__THE TASK__
The records below are to be retyped in full, without any alteration.

-- Opening Marker --

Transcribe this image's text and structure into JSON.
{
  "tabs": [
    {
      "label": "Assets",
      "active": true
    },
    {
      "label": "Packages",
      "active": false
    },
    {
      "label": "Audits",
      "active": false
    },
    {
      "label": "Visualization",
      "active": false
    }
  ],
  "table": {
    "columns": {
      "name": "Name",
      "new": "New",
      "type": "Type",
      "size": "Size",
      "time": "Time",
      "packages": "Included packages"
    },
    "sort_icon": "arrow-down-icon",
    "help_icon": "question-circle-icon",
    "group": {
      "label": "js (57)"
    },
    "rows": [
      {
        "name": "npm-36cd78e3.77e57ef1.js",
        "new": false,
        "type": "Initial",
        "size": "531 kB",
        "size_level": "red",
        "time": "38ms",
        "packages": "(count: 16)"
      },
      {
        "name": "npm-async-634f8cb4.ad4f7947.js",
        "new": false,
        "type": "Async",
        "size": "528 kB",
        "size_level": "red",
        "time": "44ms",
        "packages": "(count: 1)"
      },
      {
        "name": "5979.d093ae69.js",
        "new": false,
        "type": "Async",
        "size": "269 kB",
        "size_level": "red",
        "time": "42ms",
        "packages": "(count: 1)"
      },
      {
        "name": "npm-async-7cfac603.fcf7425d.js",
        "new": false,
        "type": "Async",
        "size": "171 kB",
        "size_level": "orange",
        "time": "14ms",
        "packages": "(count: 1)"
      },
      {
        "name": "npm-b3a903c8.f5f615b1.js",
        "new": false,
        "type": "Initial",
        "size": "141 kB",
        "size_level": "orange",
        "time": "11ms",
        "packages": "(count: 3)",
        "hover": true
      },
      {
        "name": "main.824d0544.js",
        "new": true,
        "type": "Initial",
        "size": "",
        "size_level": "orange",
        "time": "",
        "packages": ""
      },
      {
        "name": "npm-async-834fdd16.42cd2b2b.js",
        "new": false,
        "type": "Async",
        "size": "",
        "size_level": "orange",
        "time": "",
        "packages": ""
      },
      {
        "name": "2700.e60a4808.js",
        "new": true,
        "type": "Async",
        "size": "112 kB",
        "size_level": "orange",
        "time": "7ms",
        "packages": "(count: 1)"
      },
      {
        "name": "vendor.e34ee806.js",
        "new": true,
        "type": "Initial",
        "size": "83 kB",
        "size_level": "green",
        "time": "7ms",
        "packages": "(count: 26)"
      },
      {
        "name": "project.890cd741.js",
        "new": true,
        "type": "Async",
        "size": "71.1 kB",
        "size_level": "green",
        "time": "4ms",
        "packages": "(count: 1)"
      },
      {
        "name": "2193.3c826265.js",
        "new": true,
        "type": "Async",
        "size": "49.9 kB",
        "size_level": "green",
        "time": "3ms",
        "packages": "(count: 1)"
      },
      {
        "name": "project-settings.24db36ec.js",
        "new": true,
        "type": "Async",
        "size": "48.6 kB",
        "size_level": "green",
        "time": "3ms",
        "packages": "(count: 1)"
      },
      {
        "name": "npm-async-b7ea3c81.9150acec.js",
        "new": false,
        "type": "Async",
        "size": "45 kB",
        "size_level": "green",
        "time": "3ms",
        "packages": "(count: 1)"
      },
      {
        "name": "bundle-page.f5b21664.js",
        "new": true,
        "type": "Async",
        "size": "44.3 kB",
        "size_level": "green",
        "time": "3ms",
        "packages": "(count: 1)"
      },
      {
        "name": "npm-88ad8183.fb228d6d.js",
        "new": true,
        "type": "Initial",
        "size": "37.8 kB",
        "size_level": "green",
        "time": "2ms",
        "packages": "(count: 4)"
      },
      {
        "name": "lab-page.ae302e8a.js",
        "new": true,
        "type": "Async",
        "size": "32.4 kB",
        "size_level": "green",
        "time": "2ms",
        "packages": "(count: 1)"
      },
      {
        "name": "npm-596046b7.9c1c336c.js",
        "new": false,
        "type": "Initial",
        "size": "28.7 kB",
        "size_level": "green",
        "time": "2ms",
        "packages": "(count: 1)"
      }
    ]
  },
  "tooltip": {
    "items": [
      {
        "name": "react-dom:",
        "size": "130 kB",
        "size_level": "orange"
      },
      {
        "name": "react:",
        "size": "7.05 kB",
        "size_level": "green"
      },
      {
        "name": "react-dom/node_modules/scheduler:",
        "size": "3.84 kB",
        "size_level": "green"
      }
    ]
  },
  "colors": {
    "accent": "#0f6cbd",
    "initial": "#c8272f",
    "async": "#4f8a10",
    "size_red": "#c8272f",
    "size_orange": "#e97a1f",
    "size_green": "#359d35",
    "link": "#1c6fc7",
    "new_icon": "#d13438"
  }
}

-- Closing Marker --

__WRITTEN ANSWER__
Transcribe this image's text and structure into JSON.
{
  "tabs": [
    {
      "label": "Assets",
      "active": true
    },
    {
      "label": "Packages",
      "active": false
    },
    {
      "label": "Audits",
      "active": false
    },
    {
      "label": "Visualization",
      "active": false
    }
  ],
  "table": {
    "columns": {
      "name": "Name",
      "new": "New",
      "type": "Type",
      "size": "Size",
      "time": "Time",
      "packages": "Included packages"
    },
    "sort_icon": "arrow-down-icon",
    "help_icon": "question-circle-icon",
    "group": {
      "label": "js (57)"
    },
    "rows": [
      {
        "name": "npm-36cd78e3.77e57ef1.js",
        "new": false,
        "type": "Initial",
        "size": "531 kB",
        "size_level": "red",
        "time": "38ms",
        "packages": "(count: 16)"
      },
      {
        "name": "npm-async-634f8cb4.ad4f7947.js",
        "new": false,
        "type": "Async",
        "size": "528 kB",
        "size_level": "red",
        "time": "44ms",
        "packages": "(count: 1)"
      },
      {
        "name": "5979.d093ae69.js",
        "new": false,
        "type": "Async",
        "size": "269 kB",
        "size_level": "red",
        "time": "42ms",
        "packages": "(count: 1)"
      },
      {
        "name": "npm-async-7cfac603.fcf7425d.js",
        "new": false,
        "type": "Async",
        "size": "171 kB",
        "size_level": "orange",
        "time": "14ms",
        "packages": "(count: 1)"
      },
      {
        "name": "npm-b3a903c8.f5f615b1.js",
        "new": false,
        "type": "Initial",
        "size": "141 kB",
        "size_level": "orange",
        "time": "11ms",
        "packages": "(count: 3)",
        "hover": true
      },
      {
        "name": "main.824d0544.js",
        "new": true,
        "type": "Initial",
        "size": "",
        "size_level": "orange",
        "time": "",
        "packages": ""
      },
      {
        "name": "npm-async-834fdd16.42cd2b2b.js",
        "new": false,
        "type": "Async",
        "size": "",
        "size_level": "orange",
        "time": "",
        "packages": ""
      },
      {
        "name": "2700.e60a4808.js",
        "new": true,
        "type": "Async",
        "size": "112 kB",
        "size_level": "orange",
        "time": "7ms",
        "packages": "(count: 1)"
      },
      {
        "name": "vendor.e34ee806.js",
        "new": true,
        "type": "Initial",
        "size": "83 kB",
        "size_level": "green",
        "time": "7ms",
        "packages": "(count: 26)"
      },
      {
        "name": "project.890cd741.js",
        "new": true,
        "type": "Async",
        "size": "71.1 kB",
        "size_level": "green",
        "time": "4ms",
        "packages": "(count: 1)"
      },
      {
        "name": "2193.3c826265.js",
        "new": true,
        "type": "Async",
        "size": "49.9 kB",
        "size_level": "green",
        "time": "3ms",
        "packages": "(count: 1)"
      },
      {
        "name": "project-settings.24db36ec.js",
        "new": true,
        "type": "Async",
        "size": "48.6 kB",
        "size_level": "green",
        "time": "3ms",
        "packages": "(count: 1)"
      },
      {
        "name": "npm-async-b7ea3c81.9150acec.js",
        "new": false,
        "type": "Async",
        "size": "45 kB",
        "size_level": "green",
        "time": "3ms",
        "packages": "(count: 1)"
      },
      {
        "name": "bundle-page.f5b21664.js",
        "new": true,
        "type": "Async",
        "size": "44.3 kB",
        "size_level": "green",
        "time": "3ms",
        "packages": "(count: 1)"
      },
      {
        "name": "npm-88ad8183.fb228d6d.js",
        "new": true,
        "type": "Initial",
        "size": "37.8 kB",
        "size_level": "green",
        "time": "2ms",
        "packages": "(count: 4)"
      },
      {
        "name": "lab-page.ae302e8a.js",
        "new": true,
        "type": "Async",
        "size": "32.4 kB",
        "size_level": "green",
        "time": "2ms",
        "packages": "(count: 1)"
      },
      {
        "name": "npm-596046b7.9c1c336c.js",
        "new": false,
        "type": "Initial",
        "size": "28.7 kB",
        "size_level": "green",
        "time": "2ms",
        "packages": "(count: 1)"
      }
    ]
  },
  "tooltip": {
    "items": [
      {
        "name": "react-dom:",
        "size": "130 kB",
        "size_level": "orange"
      },
      {
        "name": "react:",
        "size": "7.05 kB",
        "size_level": "green"
      },
      {
        "name": "react-dom/node_modules/scheduler:",
        "size": "3.84 kB",
        "size_level": "green"
      }
    ]
  },
  "colors": {
    "accent": "#0f6cbd",
    "initial": "#c8272f",
    "async": "#4f8a10",
    "size_red": "#c8272f",
    "size_orange": "#e97a1f",
    "size_green": "#359d35",
    "link": "#1c6fc7",
    "new_icon": "#d13438"
  }
}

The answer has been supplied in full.